**PROBLEM TO SOLVE**
Write the listing below again, word for word.

┌──

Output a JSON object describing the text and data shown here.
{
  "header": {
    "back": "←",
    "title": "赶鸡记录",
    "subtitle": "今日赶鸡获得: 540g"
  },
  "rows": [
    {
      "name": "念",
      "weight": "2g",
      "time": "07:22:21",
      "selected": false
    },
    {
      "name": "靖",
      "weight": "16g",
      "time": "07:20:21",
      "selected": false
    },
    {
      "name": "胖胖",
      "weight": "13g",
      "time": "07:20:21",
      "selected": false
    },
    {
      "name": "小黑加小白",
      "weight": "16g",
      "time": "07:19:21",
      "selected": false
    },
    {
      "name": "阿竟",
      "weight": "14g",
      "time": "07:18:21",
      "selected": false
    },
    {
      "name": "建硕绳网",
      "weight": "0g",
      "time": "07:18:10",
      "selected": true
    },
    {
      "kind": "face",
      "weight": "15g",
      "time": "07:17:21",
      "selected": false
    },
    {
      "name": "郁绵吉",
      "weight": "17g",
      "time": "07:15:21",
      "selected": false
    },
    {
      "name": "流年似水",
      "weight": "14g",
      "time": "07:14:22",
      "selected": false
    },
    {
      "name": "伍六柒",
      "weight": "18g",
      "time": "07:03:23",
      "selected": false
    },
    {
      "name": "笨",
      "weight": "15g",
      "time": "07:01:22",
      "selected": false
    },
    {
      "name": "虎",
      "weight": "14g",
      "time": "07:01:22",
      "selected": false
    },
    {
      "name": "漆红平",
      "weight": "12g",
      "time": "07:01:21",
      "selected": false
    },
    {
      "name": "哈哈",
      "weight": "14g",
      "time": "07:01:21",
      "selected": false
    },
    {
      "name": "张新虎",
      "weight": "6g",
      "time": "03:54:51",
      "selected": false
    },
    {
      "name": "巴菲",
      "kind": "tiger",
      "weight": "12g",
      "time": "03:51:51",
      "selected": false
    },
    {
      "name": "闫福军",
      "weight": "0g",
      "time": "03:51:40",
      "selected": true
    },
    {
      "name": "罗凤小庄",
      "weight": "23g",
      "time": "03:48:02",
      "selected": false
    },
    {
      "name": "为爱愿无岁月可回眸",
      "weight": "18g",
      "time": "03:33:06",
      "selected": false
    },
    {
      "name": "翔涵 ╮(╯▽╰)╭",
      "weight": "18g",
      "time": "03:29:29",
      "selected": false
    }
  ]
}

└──

**ANSWER TO THE EXERCISE**
Output a JSON object describing the text and data shown here.
{
  "header": {
    "back": "←",
    "title": "赶鸡记录",
    "subtitle": "今日赶鸡获得: 540g"
  },
  "rows": [
    {
      "name": "念",
      "weight": "2g",
      "time": "07:22:21",
      "selected": false
    },
    {
      "name": "靖",
      "weight": "16g",
      "time": "07:20:21",
      "selected": false
    },
    {
      "name": "胖胖",
      "weight": "13g",
      "time": "07:20:21",
      "selected": false
    },
    {
      "name": "小黑加小白",
      "weight": "16g",
      "time": "07:19:21",
      "selected": false
    },
    {
      "name": "阿竟",
      "weight": "14g",
      "time": "07:18:21",
      "selected": false
    },
    {
      "name": "建硕绳网",
      "weight": "0g",
      "time": "07:18:10",
      "selected": true
    },
    {
      "kind": "face",
      "weight": "15g",
      "time": "07:17:21",
      "selected": false
    },
    {
      "name": "郁绵吉",
      "weight": "17g",
      "time": "07:15:21",
      "selected": false
    },
    {
      "name": "流年似水",
      "weight": "14g",
      "time": "07:14:22",
      "selected": false
    },
    {
      "name": "伍六柒",
      "weight": "18g",
      "time": "07:03:23",
      "selected": false
    },
    {
      "name": "笨",
      "weight": "15g",
      "time": "07:01:22",
      "selected": false
    },
    {
      "name": "虎",
      "weight": "14g",
      "time": "07:01:22",
      "selected": false
    },
    {
      "name": "漆红平",
      "weight": "12g",
      "time": "07:01:21",
      "selected": false
    },
    {
      "name": "哈哈",
      "weight": "14g",
      "time": "07:01:21",
      "selected": false
    },
    {
      "name": "张新虎",
      "weight": "6g",
      "time": "03:54:51",
      "selected": false
    },
    {
      "name": "巴菲",
      "kind": "tiger",
      "weight": "12g",
      "time": "03:51:51",
      "selected": false
    },
    {
      "name": "闫福军",
      "weight": "0g",
      "time": "03:51:40",
      "selected": true
    },
    {
      "name": "罗凤小庄",
      "weight": "23g",
      "time": "03:48:02",
      "selected": false
    },
    {
      "name": "为爱愿无岁月可回眸",
      "weight": "18g",
      "time": "03:33:06",
      "selected": false
    },
    {
      "name": "翔涵 ╮(╯▽╰)╭",
      "weight": "18g",
      "time": "03:29:29",
      "selected": false
    }
  ]
}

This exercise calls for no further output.